One of the books that has had a great influence on me is The Days of the Fathers in Ross-Shire by Dr. John Kennedy of Dingwall, Scotland. I first read it when our entire family (about nine of us, I think) went to Gulf Shores, Alabama, and stayed in a rented house for a few days back in 1993.
Dr. Kennedy wasn’t converted until in college sometime after (and because of) the death of his father. He was to have a very fruitful and influential ministry in the Scottish highlands during the late 1800’s through his preaching and writing. I think this is his best book because of stories like these that he includes. The Minister of Killearnan (included in Days of the Fathers) is about his father’s ministry. In it, he relates visiting some old women who remembered his father:
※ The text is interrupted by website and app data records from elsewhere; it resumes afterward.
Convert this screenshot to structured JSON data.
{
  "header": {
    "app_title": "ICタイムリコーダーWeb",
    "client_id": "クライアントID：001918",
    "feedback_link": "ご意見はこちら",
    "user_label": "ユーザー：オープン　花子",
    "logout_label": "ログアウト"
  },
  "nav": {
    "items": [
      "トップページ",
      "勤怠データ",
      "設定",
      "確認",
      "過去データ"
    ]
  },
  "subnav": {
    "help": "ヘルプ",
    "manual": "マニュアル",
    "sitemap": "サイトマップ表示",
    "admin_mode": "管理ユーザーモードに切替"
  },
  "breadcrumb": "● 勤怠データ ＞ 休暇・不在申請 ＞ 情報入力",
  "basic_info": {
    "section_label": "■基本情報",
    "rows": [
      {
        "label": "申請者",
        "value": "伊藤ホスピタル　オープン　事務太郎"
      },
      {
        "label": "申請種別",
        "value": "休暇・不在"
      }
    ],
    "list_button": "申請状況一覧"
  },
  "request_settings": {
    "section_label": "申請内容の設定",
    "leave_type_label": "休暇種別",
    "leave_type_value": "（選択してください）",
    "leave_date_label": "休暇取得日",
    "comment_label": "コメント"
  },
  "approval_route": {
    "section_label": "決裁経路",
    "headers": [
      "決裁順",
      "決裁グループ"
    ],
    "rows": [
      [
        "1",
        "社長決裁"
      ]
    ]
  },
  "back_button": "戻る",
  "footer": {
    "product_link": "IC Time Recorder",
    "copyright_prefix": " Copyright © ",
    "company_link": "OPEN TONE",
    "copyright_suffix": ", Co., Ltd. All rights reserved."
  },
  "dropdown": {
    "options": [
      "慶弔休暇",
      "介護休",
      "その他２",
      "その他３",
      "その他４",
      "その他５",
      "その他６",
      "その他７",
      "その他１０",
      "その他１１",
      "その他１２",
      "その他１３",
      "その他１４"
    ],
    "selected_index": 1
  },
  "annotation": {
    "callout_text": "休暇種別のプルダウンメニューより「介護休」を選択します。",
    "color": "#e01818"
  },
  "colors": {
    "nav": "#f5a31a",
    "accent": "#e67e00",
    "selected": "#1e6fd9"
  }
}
I cannot forget a trying scene, into which a streak of light of those days [of my father’s ministry] was once cast to cheer my heart. Being called to see a dying woman, I found on reaching the place to which I was directed a dark filthy attic, in which I could observe nothing till the light I had carried in had quite departed from my eye. The first object I could discern was an old woman crouching on a stone beside a low fire, who, as I afterwards ascertained, was unable to move but “on all fours.” Quite near the fire I then saw a bed, on which an older woman still was stretched, who was stone blind, and lying at the very gates of death.
The two women were sisters, and miserable indeed they seemed to be; the one with her breast and face devoured by cancer, and the other blind and dying. They were from Lochbroom; and we had spoken but little when on of them referred to the days of my father’s labours in their native parish, and told of her first impression of divine things under a sermon which he preached at that time. The doctrine of that sermon was as fresh in her mind, and as cheering, as when she first heard it half a century before. Such was the humble hope of both of them, and their cheerful resignation to the will of God, that I could not but regard them, even in their dark and filthy attic, as at the very threshold of glory.
I left them with a very different feeling from that with which I first looked on them; nor could I, after leaving them, see among the happy and frivolous whom I passed on the street, any who, with all their health, cheerfulness, and comforts, I would compare in point of true happiness with the two old women in the cheerless attic.
Unto them that believe unto the saving of the soul, Christ is and always has been, precious – the sun, the rock, the life, the bread of their souls – everything that is good, useful, amiable, or desirable here or unto eternity. In, from, and by Him is all their spiritual and eternal life, light, power, growth, consolation, and joy here, with everlasting salvation hereafter. By Him alone do they desire, expect, and obtain deliverance from that woeful apostasy from God which is accompanied with whatever is evil, noxious, and destructive unto our nature, and which, without relief, will issue in eternal misery. By Him they are brought into the nearest relationship, alliance, and friendship with God, the firmest union unto Him, and the most holy communion with Him, that our finite natures are capable of, and so conducted unto the eternal enjoyment of Him.
You’ll need to break this down a bit to take it all in. It’s like eating a nice, big, juicy steak. It will take a while to eat and you’ll enjoy every bite. This is why I love the Puritans, and especially John Owen, so much. There is probably no one alive today that could possibly cram so much theology into so small a space and still be orthodox and evangelical.
Now that you’ve heard John Owen, what do you think of Jesus Christ? Do you agree? Do you even know what Owen is talking about? Your life here, and your life hereafter in eternity, depends on your answer.